Should the innovation team scale the product?

There is a natural tendency to think that the same team that birthed the idea should take it to the broader market. They created it. They brought it to life, nurtured it, gave it water and the TLC needed to bloom from seedling to sprout to fruit-bearing tree. From the rubble of 1000 post-it notes, it formed, one experiment and pivot after another. Who better to make it into the industry juggernaut it deserves to be than its parents?

 

Thinking back to Steve Blank’s presentation, the question becomes a bit more salient. The dedication, improvisation and fun the team put in to get to product-market fit may not translate appropriately to the decision-making needed to scale the idea. New success criteria is put on the product – like profitability for example. New, even more ruthless choices need to be made that those who are too heavily involved in the current state may not want to make. A hard-fought win in the UX may be too costly to scale en masse. Will the team that fought for that feature be able to make that decision?

 

Ultimately the right decision here is based on context and, let’s face it, resource availability. If there is a team that is tasked with bringing fledgling products to broader markets then the handoff is clear. If not, it becomes a bit murky.

 

The other consideration here is morale. On the one hand, splitting employees between innovation teams (where seemingly all the fun is had) and scaling teams (where seemingly all the grunt work is done) can lead to a cultural divide and hurt feelings (why are they on the fun team?). I experienced this first hand when I worked at AOL in the early 00’s. The R&D team there was made up of a bunch of black turtleneck wearing hipsters who never had to attend any of the soul-crushing design reviews the rest of us did. They had their own office and created fantastical product concepts that drew ooh’s and aah’s from the crowd at each all-hands meeting. The rest of us slaved away at spec documents and bug scrubs. From that perspective, we had a pretty deep divide in morale between those two teams. But from the organization’s perspective that team had the freedom and mandate to try new things, fail and learn so the rest of the organization could get better.

 

If the decision is to keep the product with the founding team they have to be clear on their new mandate and on the fact that they are no longer looking for new products. This will radically shift the way they work and their success criteria (and subsequently their performance evaluation). And the question still stands whether they’ll be able to make the right decisions for the business as they grow their product into a business line.

 

Intel makes this process very clear in their horizon management approach. It’s covered in detail at the link above but the short of it is that they have 3 horizons of product management with a set number of resources at each horizon. Horizon 1 products focus on innovation and product market fit. If a product graduates from there it moves to another team, Horizon 2, to find out if there’s a business there. If it meets those success criteria it moves to Horizon 3 where most of the company’s resources are to scale it out into its own business line.

 

I think it’s important for companies to declare their product management strategy when it comes to sustaining their innovation efforts. Declare clear success criteria for your in-house innovation teams and when they reach those, they’ll be prepared to transition the product to a scaling team or to take their work further themselves. Stay objective and be transparent with the process to ensure team stay motivated in their respective roles.

 

[Jeff]

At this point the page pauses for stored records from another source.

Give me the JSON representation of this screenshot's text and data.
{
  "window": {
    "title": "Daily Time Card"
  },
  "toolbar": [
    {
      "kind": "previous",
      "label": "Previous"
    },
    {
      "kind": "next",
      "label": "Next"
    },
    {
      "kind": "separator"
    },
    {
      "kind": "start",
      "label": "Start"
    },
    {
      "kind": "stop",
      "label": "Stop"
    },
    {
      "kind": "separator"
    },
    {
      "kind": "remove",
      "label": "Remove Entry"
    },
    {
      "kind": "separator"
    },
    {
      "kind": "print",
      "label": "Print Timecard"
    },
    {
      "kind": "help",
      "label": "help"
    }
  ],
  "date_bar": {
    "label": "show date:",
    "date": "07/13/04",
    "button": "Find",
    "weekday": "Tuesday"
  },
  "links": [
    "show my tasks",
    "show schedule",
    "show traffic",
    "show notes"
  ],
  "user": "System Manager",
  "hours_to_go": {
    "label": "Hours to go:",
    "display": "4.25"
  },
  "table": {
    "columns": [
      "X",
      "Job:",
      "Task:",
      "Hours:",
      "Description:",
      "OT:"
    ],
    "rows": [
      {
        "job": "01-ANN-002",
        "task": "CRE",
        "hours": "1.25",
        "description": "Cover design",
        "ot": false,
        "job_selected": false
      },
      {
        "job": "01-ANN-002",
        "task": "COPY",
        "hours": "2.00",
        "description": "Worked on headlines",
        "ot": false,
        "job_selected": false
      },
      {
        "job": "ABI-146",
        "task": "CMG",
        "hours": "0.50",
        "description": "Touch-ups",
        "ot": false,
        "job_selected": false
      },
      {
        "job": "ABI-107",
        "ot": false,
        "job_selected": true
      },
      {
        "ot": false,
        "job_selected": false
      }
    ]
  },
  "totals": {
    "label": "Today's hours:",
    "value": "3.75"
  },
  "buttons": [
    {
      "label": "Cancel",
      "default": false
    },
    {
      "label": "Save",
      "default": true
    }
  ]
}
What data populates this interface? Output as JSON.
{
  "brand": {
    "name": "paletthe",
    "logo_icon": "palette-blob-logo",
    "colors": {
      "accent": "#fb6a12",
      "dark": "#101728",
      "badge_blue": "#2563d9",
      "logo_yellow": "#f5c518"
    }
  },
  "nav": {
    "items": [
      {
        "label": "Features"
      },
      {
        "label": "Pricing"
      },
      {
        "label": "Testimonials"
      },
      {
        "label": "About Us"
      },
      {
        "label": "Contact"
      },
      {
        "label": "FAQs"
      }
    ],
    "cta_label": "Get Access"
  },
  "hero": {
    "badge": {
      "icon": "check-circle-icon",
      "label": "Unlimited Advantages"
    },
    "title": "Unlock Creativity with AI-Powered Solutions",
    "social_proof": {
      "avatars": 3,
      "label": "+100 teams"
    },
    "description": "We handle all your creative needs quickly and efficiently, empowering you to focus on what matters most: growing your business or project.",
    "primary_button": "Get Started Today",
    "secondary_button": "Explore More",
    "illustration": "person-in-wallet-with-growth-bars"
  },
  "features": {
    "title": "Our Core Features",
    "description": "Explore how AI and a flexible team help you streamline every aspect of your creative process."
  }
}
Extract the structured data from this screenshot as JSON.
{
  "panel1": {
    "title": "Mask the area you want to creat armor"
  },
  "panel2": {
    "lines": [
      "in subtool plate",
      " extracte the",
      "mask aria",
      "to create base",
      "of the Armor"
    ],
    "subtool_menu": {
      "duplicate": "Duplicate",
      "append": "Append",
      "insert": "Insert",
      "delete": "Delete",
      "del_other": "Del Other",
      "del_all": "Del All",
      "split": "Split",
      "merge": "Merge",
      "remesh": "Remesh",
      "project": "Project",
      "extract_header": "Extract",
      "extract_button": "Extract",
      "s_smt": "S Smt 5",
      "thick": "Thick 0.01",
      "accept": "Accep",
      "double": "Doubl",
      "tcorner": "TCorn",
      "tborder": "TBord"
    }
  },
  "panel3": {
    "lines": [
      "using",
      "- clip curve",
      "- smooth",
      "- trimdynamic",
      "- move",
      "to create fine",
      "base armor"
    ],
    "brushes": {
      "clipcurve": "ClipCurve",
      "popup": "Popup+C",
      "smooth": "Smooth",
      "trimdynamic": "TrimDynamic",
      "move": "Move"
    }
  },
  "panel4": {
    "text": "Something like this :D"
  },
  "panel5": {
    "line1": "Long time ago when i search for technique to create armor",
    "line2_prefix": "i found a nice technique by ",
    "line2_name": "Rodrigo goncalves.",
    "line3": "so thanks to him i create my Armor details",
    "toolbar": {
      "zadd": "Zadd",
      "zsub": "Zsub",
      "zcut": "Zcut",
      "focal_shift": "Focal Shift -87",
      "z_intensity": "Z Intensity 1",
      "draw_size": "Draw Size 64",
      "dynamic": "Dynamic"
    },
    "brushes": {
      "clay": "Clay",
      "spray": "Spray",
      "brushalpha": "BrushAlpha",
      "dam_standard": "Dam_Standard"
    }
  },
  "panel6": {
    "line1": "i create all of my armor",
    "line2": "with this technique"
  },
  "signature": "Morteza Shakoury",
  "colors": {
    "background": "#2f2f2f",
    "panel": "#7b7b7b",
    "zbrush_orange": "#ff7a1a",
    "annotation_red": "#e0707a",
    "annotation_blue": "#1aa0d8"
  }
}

We have an amazing lineup of speakers leading and building cultures of innovation in the enterprise at Lean Day: West in Portland, OR, USA this year. Tickets are selling out. Get yours with a $200 discount with code BLOG at www.leandaywest.com.